» What this task involves: Only the number is needed: how many lines of the entries below contain the word "content".

» Data under study:
==================================================

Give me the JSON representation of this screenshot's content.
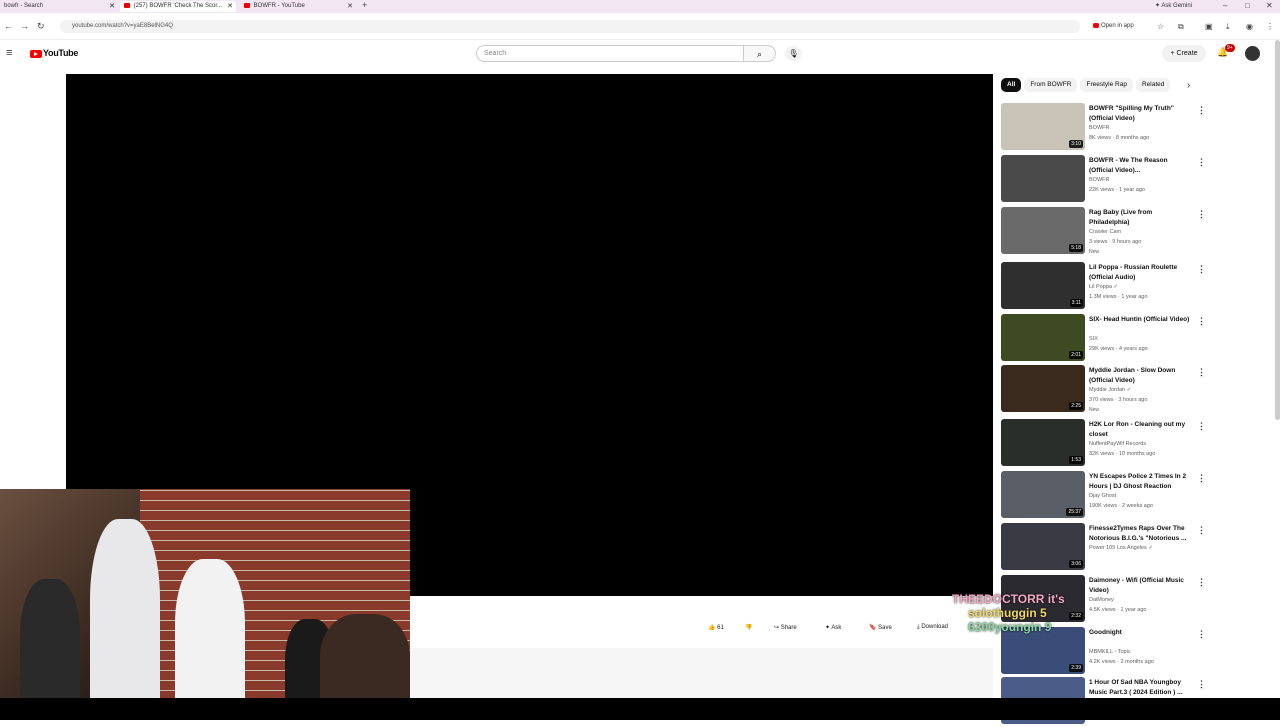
{
  "browser": {
    "tabs": [
      {
        "label": "bowfr - Search",
        "active": false
      },
      {
        "label": "(257) BOWFR 'Check The Scor...",
        "active": true
      },
      {
        "label": "BOWFR - YouTube",
        "active": false
      }
    ],
    "gemini_label": "Ask Gemini",
    "url": "youtube.com/watch?v=yaE8BelNG4Q",
    "open_in_app_label": "Open in app"
  },
  "header": {
    "logo_text": "YouTube",
    "search_placeholder": "Search",
    "create_label": "Create",
    "notification_count": "9+"
  },
  "actions": {
    "like_count": "61",
    "share_label": "Share",
    "ask_label": "Ask",
    "save_label": "Save",
    "download_label": "Download"
  },
  "chips": [
    "All",
    "From BOWFR",
    "Freestyle Rap",
    "Related"
  ],
  "recommendations": [
    {
      "title": "BOWFR \"Spilling My Truth\"(Official Video)",
      "channel": "BOWFR",
      "meta": "8K views · 8 months ago",
      "duration": "3:10",
      "new": ""
    },
    {
      "title": "BOWFR - We The Reason (Official Video)...",
      "channel": "BOWFR",
      "meta": "22K views · 1 year ago",
      "duration": "",
      "new": ""
    },
    {
      "title": "Rag Baby (Live from Philadelphia)",
      "channel": "Crawler Cam",
      "meta": "3 views · 9 hours ago",
      "duration": "5:18",
      "new": "New"
    },
    {
      "title": "Lil Poppa - Russian Roulette (Official Audio)",
      "channel": "Lil Poppa ✓",
      "meta": "1.3M views · 1 year ago",
      "duration": "3:11",
      "new": ""
    },
    {
      "title": "SIX- Head Huntin (Official Video)",
      "channel": "SIX",
      "meta": "29K views · 4 years ago",
      "duration": "2:01",
      "new": ""
    },
    {
      "title": "Myddie Jordan - Slow Down (Official Video)",
      "channel": "Myddie Jordan ✓",
      "meta": "370 views · 3 hours ago",
      "duration": "2:25",
      "new": "New"
    },
    {
      "title": "H2K Lor Ron - Cleaning out my closet",
      "channel": "NuffentPayWif Records",
      "meta": "32K views · 10 months ago",
      "duration": "1:53",
      "new": ""
    },
    {
      "title": "YN Escapes Police 2 Times In 2 Hours | DJ Ghost Reaction",
      "channel": "Djay Ghost",
      "meta": "190K views · 2 weeks ago",
      "duration": "25:37",
      "new": ""
    },
    {
      "title": "Finesse2Tymes Raps Over The Notorious B.I.G.'s \"Notorious ...",
      "channel": "Power 105 Los Angeles ✓",
      "meta": "",
      "duration": "3:06",
      "new": ""
    },
    {
      "title": "Daimoney - Wifi (Official Music Video)",
      "channel": "DaiMoney",
      "meta": "4.5K views · 1 year ago",
      "duration": "2:32",
      "new": ""
    },
    {
      "title": "Goodnight",
      "channel": "MBMKILL - Topic",
      "meta": "4.2K views · 2 months ago",
      "duration": "2:39",
      "new": ""
    },
    {
      "title": "1 Hour Of Sad NBA Youngboy Music Part.3 ( 2024 Edition ) ...",
      "channel": "",
      "meta": "",
      "duration": "",
      "new": ""
    }
  ],
  "overlay_chat": [
    {
      "text": "THEEDOCTORR it's",
      "color": "#f4a7c3"
    },
    {
      "text": "solothuggin 5",
      "color": "#f0d860"
    },
    {
      "text": "6200youngin 9",
      "color": "#8ad6a0"
    }
  ],
  "colors": {
    "brand_red": "#ff0000",
    "player_bg": "#000000"
  }
}
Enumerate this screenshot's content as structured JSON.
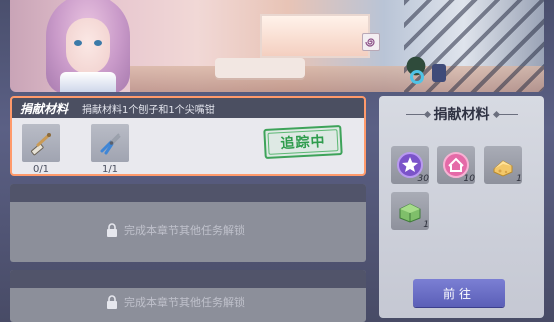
{
  "header": {
    "character": "portrait",
    "spiral_icon": "spiral-icon"
  },
  "task": {
    "title": "捐献材料",
    "description": "捐献材料1个刨子和1个尖嘴钳",
    "items": [
      {
        "icon": "plane-tool-icon",
        "count": "0/1"
      },
      {
        "icon": "pliers-icon",
        "count": "1/1"
      }
    ],
    "status_stamp": "追踪中"
  },
  "locked_tasks": [
    {
      "text": "完成本章节其他任务解锁"
    },
    {
      "text": "完成本章节其他任务解锁"
    }
  ],
  "side_panel": {
    "title": "捐献材料",
    "materials": [
      {
        "icon": "purple-star-badge-icon",
        "count": "30"
      },
      {
        "icon": "pink-home-badge-icon",
        "count": "10"
      },
      {
        "icon": "cheese-block-icon",
        "count": "1"
      },
      {
        "icon": "green-box-icon",
        "count": "1"
      }
    ],
    "goto_label": "前往"
  },
  "colors": {
    "accent_border": "#ff9a6b",
    "stamp_green": "#2f9c4d",
    "button": "#6a6ec6"
  }
}
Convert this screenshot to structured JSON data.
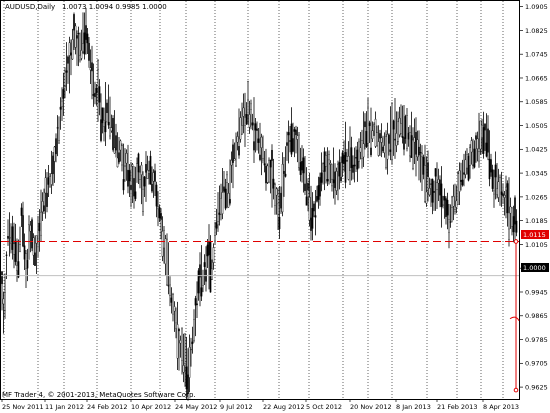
{
  "window": {
    "symbol_timeframe": "AUDUSD,Daily",
    "ohlc_readout": "1.0073 1.0094 0.9985 1.0000",
    "copyright": "MF Trader 4, © 2001-2013, MetaQuotes Software Corp."
  },
  "lines": {
    "bid_label": "1.0000",
    "order_level_label": "1.0115",
    "order_color": "#e00000",
    "bid_line_color": "#c0c0c0"
  },
  "chart_data": {
    "type": "candlestick",
    "title": "AUDUSD,Daily",
    "ylim": [
      0.9585,
      1.0924
    ],
    "y_ticks": [
      "1.0905",
      "1.0825",
      "1.0745",
      "1.0665",
      "1.0585",
      "1.0505",
      "1.0425",
      "1.0345",
      "1.0265",
      "1.0185",
      "1.0105",
      "1.0025",
      "0.9945",
      "0.9865",
      "0.9785",
      "0.9705",
      "0.9625"
    ],
    "x_ticks": [
      "25 Nov 2011",
      "11 Jan 2012",
      "24 Feb 2012",
      "10 Apr 2012",
      "24 May 2012",
      "9 Jul 2012",
      "22 Aug 2012",
      "5 Oct 2012",
      "20 Nov 2012",
      "8 Jan 2013",
      "21 Feb 2013",
      "8 Apr 2013"
    ],
    "grid": "vertical dotted",
    "series": [
      {
        "values": [
          [
            1,
            1.0
          ],
          [
            4,
            0.988
          ],
          [
            8,
            1.015
          ],
          [
            14,
            1.01
          ],
          [
            18,
            1.005
          ],
          [
            22,
            1.022
          ],
          [
            26,
            1.0
          ],
          [
            30,
            1.015
          ],
          [
            36,
            1.006
          ],
          [
            42,
            1.022
          ],
          [
            48,
            1.03
          ],
          [
            54,
            1.036
          ],
          [
            58,
            1.048
          ],
          [
            62,
            1.058
          ],
          [
            66,
            1.066
          ],
          [
            70,
            1.07
          ],
          [
            74,
            1.082
          ],
          [
            78,
            1.075
          ],
          [
            82,
            1.078
          ],
          [
            86,
            1.083
          ],
          [
            90,
            1.072
          ],
          [
            94,
            1.063
          ],
          [
            98,
            1.062
          ],
          [
            102,
            1.052
          ],
          [
            108,
            1.056
          ],
          [
            114,
            1.048
          ],
          [
            120,
            1.041
          ],
          [
            126,
            1.036
          ],
          [
            132,
            1.03
          ],
          [
            138,
            1.035
          ],
          [
            144,
            1.028
          ],
          [
            148,
            1.036
          ],
          [
            154,
            1.032
          ],
          [
            160,
            1.02
          ],
          [
            166,
            1.008
          ],
          [
            170,
            0.996
          ],
          [
            176,
            0.982
          ],
          [
            180,
            0.975
          ],
          [
            184,
            0.972
          ],
          [
            188,
            0.966
          ],
          [
            192,
            0.978
          ],
          [
            196,
            0.99
          ],
          [
            200,
            0.998
          ],
          [
            204,
            1.0
          ],
          [
            208,
            1.008
          ],
          [
            212,
            1.002
          ],
          [
            216,
            1.018
          ],
          [
            220,
            1.024
          ],
          [
            224,
            1.03
          ],
          [
            228,
            1.026
          ],
          [
            232,
            1.036
          ],
          [
            236,
            1.044
          ],
          [
            240,
            1.05
          ],
          [
            244,
            1.054
          ],
          [
            248,
            1.056
          ],
          [
            252,
            1.052
          ],
          [
            256,
            1.047
          ],
          [
            260,
            1.045
          ],
          [
            264,
            1.04
          ],
          [
            268,
            1.034
          ],
          [
            272,
            1.032
          ],
          [
            276,
            1.026
          ],
          [
            280,
            1.02
          ],
          [
            284,
            1.035
          ],
          [
            288,
            1.044
          ],
          [
            292,
            1.048
          ],
          [
            296,
            1.046
          ],
          [
            300,
            1.04
          ],
          [
            304,
            1.034
          ],
          [
            308,
            1.026
          ],
          [
            312,
            1.02
          ],
          [
            318,
            1.028
          ],
          [
            324,
            1.036
          ],
          [
            330,
            1.035
          ],
          [
            336,
            1.032
          ],
          [
            342,
            1.038
          ],
          [
            348,
            1.041
          ],
          [
            354,
            1.037
          ],
          [
            360,
            1.044
          ],
          [
            366,
            1.048
          ],
          [
            372,
            1.05
          ],
          [
            378,
            1.048
          ],
          [
            384,
            1.044
          ],
          [
            390,
            1.046
          ],
          [
            396,
            1.05
          ],
          [
            402,
            1.052
          ],
          [
            408,
            1.048
          ],
          [
            414,
            1.044
          ],
          [
            420,
            1.04
          ],
          [
            426,
            1.034
          ],
          [
            432,
            1.028
          ],
          [
            438,
            1.03
          ],
          [
            444,
            1.024
          ],
          [
            450,
            1.019
          ],
          [
            456,
            1.026
          ],
          [
            462,
            1.034
          ],
          [
            468,
            1.038
          ],
          [
            474,
            1.042
          ],
          [
            480,
            1.045
          ],
          [
            486,
            1.049
          ],
          [
            490,
            1.038
          ],
          [
            494,
            1.032
          ],
          [
            500,
            1.028
          ],
          [
            506,
            1.024
          ],
          [
            512,
            1.02
          ],
          [
            516,
            1.018
          ]
        ]
      }
    ]
  }
}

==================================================

» Response: 2